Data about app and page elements
···

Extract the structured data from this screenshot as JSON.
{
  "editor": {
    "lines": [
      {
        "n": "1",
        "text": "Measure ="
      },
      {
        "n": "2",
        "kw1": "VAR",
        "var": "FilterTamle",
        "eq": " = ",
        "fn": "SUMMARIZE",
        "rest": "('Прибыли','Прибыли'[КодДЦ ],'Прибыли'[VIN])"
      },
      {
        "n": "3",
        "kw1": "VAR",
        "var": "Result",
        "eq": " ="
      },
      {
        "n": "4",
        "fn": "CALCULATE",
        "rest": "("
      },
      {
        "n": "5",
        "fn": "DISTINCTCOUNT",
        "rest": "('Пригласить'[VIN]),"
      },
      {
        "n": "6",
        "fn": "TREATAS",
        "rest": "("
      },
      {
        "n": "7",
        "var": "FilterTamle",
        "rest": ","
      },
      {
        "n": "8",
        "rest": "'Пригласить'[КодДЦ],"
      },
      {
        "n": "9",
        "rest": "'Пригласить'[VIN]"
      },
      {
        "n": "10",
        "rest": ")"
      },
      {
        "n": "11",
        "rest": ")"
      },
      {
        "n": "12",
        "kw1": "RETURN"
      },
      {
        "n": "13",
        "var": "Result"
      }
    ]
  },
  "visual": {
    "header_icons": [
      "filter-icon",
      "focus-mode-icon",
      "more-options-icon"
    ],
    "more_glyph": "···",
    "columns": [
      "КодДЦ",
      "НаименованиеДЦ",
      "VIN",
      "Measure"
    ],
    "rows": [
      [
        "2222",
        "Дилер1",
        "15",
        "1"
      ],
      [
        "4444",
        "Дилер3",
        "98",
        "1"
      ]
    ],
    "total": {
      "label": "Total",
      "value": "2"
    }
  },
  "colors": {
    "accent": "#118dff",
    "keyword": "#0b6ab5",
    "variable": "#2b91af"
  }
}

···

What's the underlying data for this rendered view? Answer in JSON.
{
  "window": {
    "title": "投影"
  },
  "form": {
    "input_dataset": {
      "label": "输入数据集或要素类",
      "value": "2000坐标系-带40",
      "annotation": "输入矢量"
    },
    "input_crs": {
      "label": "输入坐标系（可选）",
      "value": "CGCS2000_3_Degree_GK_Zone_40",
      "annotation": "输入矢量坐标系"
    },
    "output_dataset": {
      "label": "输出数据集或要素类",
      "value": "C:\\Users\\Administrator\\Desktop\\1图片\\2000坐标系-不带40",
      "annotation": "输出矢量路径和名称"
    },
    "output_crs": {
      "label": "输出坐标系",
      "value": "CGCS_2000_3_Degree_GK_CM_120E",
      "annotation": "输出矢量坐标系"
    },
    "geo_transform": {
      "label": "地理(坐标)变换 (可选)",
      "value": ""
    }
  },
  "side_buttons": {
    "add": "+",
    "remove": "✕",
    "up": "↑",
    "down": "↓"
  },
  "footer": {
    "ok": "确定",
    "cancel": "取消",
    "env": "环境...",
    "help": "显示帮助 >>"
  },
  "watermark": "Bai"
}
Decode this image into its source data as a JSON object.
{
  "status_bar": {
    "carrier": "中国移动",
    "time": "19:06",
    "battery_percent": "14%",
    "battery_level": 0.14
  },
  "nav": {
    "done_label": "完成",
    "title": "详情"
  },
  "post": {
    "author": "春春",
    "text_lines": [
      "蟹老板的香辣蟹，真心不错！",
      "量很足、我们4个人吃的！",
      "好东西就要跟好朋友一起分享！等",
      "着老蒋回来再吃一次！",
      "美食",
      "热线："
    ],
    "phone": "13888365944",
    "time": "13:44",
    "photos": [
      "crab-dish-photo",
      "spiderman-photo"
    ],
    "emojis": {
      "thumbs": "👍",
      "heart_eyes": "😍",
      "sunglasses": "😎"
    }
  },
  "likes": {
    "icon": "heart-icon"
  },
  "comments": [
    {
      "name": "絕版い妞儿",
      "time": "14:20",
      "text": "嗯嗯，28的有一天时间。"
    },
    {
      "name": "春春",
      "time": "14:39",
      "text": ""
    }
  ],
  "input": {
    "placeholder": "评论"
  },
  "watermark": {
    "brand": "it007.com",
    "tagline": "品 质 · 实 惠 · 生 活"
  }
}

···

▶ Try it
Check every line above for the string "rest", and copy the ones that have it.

▶ Answer
        "rest": "('Прибыли','Прибыли'[КодДЦ ],'Прибыли'[VIN])"
        "rest": "("
        "rest": "('Пригласить'[VIN]),"
        "rest": "("
        "rest": ","
        "rest": "'Пригласить'[КодДЦ],"
        "rest": "'Пригласить'[VIN]"
        "rest": ")"
        "rest": ")"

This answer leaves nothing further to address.